The exhibition can be seen through Feb. 28 at the TÜRVAK Exhibition Hall every day - except Monday - between 10 a.m. and 6 p.m.
Turkey’s cinema industry is finally showing a revival worthy of the heyday of the country’s domestic film industry, Yeşilçam, in the 1970s, with a new generation of filmmakers tackling topics of contemporary significance. Locals, however, have not been the only ones to cast an eye on the country, as a long line of foreigners have also captured Turkey for posterity.
Now, in honor of the foreign directors that have set all or part of their films in Turkey, Istanbul’s Türker İnanoğlu Foundation (TÜRVAK) Cinema-Theater Museum is bringing together the posters of foreign films that were made between 1925 and 2013 in Turkey or about Turkey.
The exhibition, “İçinden Türkiye Geçen Yabancı Filmler” (Foreign Films About Turkey), features the visual memory of 54 films from American, European, Australian, Hong Kong and Scandinavian cinemas and four co-productions of Erler Film-Türker İnanoğlu.
Since 1925, several of Turkey’s cities have been reflected in foreign movies, along with the country’s history, culture, multilayered society and – insofar as some foreigners are concerned – exotic nature.
“We searched widely in the archives and examined cinematic history. We think the exhibition will attract the attention of cinema-lovers,” said the coordinator of the exhibition, Aslı Yılmazsoy.
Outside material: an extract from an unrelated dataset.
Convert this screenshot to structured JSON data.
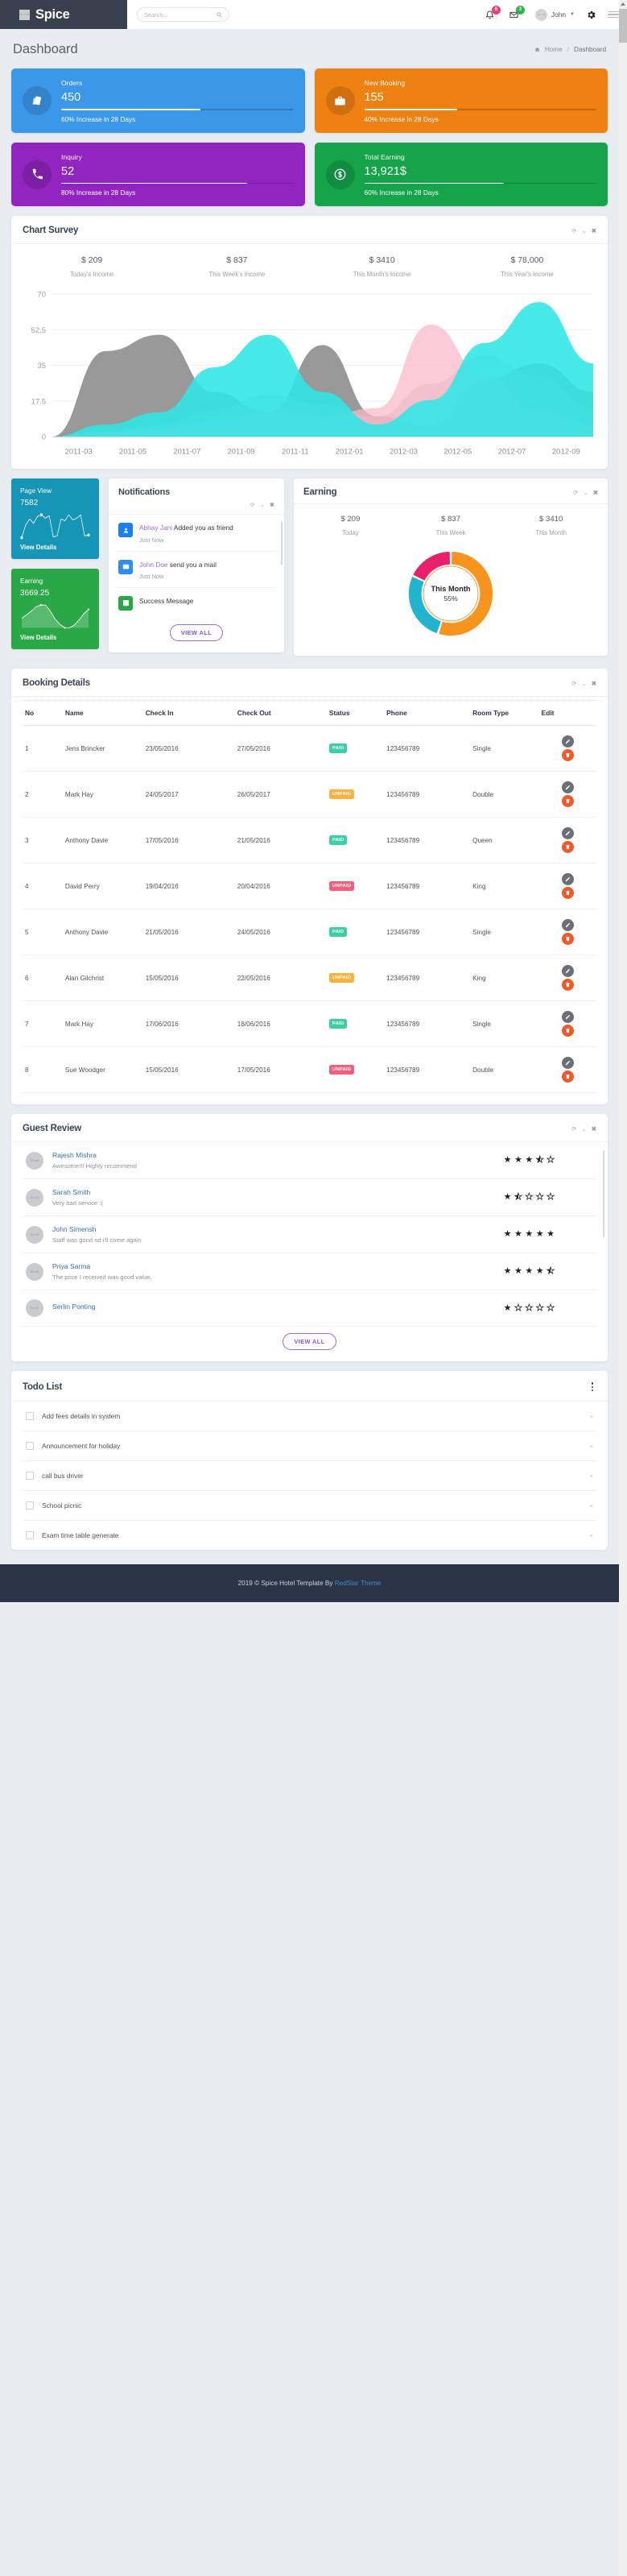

Among the films, “Secret of Stamboul” is a 1936 British thriller film, taken from the novel “The Eunuch of Stamboul” by Dennis Wheatley and directed by Andrew Marton and starring Valerie Hobson, James Mason and Frank Vosper. In the film, a British agent travels to Istanbul to try and thwart a revolution.
Orson Welles’ “Journey into Fear” is a 1943 American
spy film based on the Eric Ambler novel of the same name and tells the story of a gun seller in an illegal Istanbul organization. “The Mask of Dimitrios” is a 1944 American
film directed by Jean Negulesco, based on the 1939 novel of the same name written by Ambler. Some scenes of the film are set in Istanbul, while the film follows the adventures of İzmir’s Dimitrios. Cicero, the spy
A 1952 American
spy film directed by Joseph L. Mankiewicz, “Five Fingers,” shows scenes from the capital Ankara, as well as Eminönü, Beyoğlu, Galata and the Golden Horn in Istanbul. The screenplay was based on the book “Operation Cicero.” The film is based on the true story of Albanian-born Elyesa Bazna, one of the most famous spies of World War II. He worked for the Nazis from 1943 to 1944 while he was employed as valet to the British ambassador to Turkey, Sir Hugh Montgomery Knatchbull-Hugessen. He used the code name Cicero.Errol Flynn meets 'passions of the east'
adventure-drama film, “Istanbul,” is a 1957 film directed by Joseph Pevney and starring Errol Flynn, Cornell Borchers and John Bentley. It is a remake of the film “Singapore” with the location of the action moved to Turkey.
“America, America” (released in Britain as “The Anatolian Smile”) is a 1963 American
drama film directed, produced and written by Elia Kazan, from his own book. The film was shot in Greece
and Turkey. “Topkapı” (1964) is a heist film directed by Jules Dassin based on Ambler’s novel “The Light of Day” and starring Melina Mercouri and Maximilian Schell. Erler Film-Türker İnanoğlu contributed to the filwm as a producer.
Another offering, “Medea,” is a film by Pier Paolo Pasolini. Filmed in Göreme Open Air Museum’s early Christian churches, it stars opera singer Maria Callas in her only film role.
“Karl XII” (1925), “The Lady with a Lamp” (1951), “Orient Express” (1954), “Abenteurer am Bosphorus” (1962), “From Russia
with Love” (1963), “Istanbul Express” (1968), “The Charge of the Light Brigade” (1968), Peter Collinson’s “You Can’t Win ‘Em All” (1970), “Murder on the Orient Express” (1974), “Gallipoli” (1981), “Intimate Power/The Favorite” (1989), “Zombie and the Ghost Train” (1991), “The World is not Enough” (1999) and “Skyfall” (2012) are among the other films involved Turkey and whose posters are being displayed at the exhibition.
“Foreign Films About Turkey” can be seen through Feb. 28 at the TÜRVAK Exhibition Hall every day except Monday between 10 a.m. and 6 p.m.